Well, that’s not going to happen. I’m just being honest and setting your expectations.
[quote=1086:@Thomas Tempelmann]Are you replying to me?
Because you make no sense. What gives you the idea that you cannot diff the rbp files with Arbed? I expressly wrote that Arbed can do that in conjunction with flexible Version Control software (e.g. SmartGit, SourceTree, and Tower). For years now.[/quote]
Pardon, I was making the comment about the RBP files used directly in conjunction with version control, which can’t diff proprietary binary files they don’t understand. I was not speaking about Arbed and was not aware that it could be used in conjunction with version control systems. Does it work with Mercurial, in particularly TortoiseHg?
So I can have IDE on multiple computers for development/debugging purposes (ie: cmd-R Run in RealStudio now). It’s just the cmd-B Build that I need the license for, correct?
As Arbed is used as an external diff tool, ie. for viewing the project differences, it should work with Hg just as well as with git. It rather depends on the git/Hg tool: Does it support using external diff viewers? SourceTree, which supports Hg, does. I don’t know about TortoiseHg, sorry.
I mainly work on one MacBookPro, I have second one as backup and sometimes I work on a iMac in the Office.
On the MacBookPro I have various VMWare machines. On a Windows 7 vm I have also the Windows IDE installed and I build there for Windows, because I have noticed, that I am not getting the same results when building on OSX for Windows. In short: a windows build from OSX crashes, the one built on Windows does not.
And then I have a Ubuntu 12.10 vm as well, plus various server OS…
I believe, that the limitation to 2 build machines will not work well for me. For me 3 would be good.
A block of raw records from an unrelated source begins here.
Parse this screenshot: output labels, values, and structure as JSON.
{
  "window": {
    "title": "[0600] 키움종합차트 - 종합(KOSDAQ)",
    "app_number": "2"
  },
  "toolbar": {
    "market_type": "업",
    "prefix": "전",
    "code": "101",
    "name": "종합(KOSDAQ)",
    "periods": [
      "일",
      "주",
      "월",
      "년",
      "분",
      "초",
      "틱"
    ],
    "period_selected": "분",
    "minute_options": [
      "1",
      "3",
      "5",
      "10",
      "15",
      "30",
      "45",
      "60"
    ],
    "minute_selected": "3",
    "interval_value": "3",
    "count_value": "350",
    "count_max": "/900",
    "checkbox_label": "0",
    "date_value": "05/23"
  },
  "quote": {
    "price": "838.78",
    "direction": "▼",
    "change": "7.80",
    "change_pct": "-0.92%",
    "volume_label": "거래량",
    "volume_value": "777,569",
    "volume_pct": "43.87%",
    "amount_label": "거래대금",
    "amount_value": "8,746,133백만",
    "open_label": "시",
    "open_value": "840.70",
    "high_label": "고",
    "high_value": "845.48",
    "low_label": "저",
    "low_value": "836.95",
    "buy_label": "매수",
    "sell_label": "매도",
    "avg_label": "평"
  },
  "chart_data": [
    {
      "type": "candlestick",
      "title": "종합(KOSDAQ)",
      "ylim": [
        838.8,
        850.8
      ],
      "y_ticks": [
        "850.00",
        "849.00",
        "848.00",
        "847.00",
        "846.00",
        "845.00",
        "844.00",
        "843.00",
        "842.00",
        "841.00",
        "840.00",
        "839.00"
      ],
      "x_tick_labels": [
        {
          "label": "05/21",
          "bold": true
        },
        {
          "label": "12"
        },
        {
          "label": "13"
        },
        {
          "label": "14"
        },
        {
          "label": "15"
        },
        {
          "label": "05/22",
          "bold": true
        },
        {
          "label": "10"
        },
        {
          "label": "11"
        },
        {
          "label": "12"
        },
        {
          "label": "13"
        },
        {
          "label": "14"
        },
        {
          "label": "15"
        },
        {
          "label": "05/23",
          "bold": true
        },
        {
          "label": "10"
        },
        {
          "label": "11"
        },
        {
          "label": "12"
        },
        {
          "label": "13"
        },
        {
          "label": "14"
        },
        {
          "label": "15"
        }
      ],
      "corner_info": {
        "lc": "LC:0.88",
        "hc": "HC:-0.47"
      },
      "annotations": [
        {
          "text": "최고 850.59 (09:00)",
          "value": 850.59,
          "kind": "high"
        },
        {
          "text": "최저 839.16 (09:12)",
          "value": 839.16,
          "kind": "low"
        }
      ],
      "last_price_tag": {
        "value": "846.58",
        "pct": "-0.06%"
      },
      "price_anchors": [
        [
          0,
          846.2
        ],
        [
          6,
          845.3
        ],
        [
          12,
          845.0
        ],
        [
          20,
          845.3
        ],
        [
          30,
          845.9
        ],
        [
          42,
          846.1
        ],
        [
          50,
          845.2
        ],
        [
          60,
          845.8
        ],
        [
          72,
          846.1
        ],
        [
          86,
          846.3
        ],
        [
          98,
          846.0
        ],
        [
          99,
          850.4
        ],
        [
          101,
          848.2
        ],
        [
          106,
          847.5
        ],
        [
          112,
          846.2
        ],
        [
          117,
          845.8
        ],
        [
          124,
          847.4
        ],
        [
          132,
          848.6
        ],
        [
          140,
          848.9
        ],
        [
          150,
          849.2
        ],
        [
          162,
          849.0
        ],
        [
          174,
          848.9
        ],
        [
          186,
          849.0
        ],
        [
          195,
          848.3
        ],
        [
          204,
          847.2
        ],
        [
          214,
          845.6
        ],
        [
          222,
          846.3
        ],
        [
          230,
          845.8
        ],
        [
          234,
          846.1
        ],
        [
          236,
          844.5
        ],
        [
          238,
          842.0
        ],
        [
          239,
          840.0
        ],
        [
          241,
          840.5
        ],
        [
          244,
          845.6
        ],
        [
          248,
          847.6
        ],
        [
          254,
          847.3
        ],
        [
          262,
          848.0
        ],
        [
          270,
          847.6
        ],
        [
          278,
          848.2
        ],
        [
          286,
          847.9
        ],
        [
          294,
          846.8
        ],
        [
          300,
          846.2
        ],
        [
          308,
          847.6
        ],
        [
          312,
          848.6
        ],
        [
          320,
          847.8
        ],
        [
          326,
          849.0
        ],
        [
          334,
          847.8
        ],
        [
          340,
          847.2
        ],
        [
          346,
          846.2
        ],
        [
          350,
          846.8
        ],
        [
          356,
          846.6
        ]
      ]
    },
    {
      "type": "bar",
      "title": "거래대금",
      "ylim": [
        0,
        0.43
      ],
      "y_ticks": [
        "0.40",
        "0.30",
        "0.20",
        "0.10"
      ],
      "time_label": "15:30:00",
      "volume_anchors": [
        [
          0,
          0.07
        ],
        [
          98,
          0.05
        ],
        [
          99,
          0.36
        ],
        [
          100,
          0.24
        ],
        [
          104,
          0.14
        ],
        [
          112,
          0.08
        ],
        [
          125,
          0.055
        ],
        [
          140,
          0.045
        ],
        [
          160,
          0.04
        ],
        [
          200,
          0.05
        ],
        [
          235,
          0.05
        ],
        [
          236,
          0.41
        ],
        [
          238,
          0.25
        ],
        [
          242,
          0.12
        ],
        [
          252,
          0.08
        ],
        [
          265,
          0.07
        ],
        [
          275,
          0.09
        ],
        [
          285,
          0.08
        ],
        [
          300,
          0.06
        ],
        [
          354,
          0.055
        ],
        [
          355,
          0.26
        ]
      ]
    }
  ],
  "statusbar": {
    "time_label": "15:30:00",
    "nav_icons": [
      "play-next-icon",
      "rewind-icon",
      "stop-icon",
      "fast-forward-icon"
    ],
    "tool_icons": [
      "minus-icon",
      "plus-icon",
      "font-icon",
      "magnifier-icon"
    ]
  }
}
But hey - somehow I will adapt to this new situation.
I understand the point of view of Xojo Corp. - you must put limits, otherwise the Ferengi out there will just laugh at you …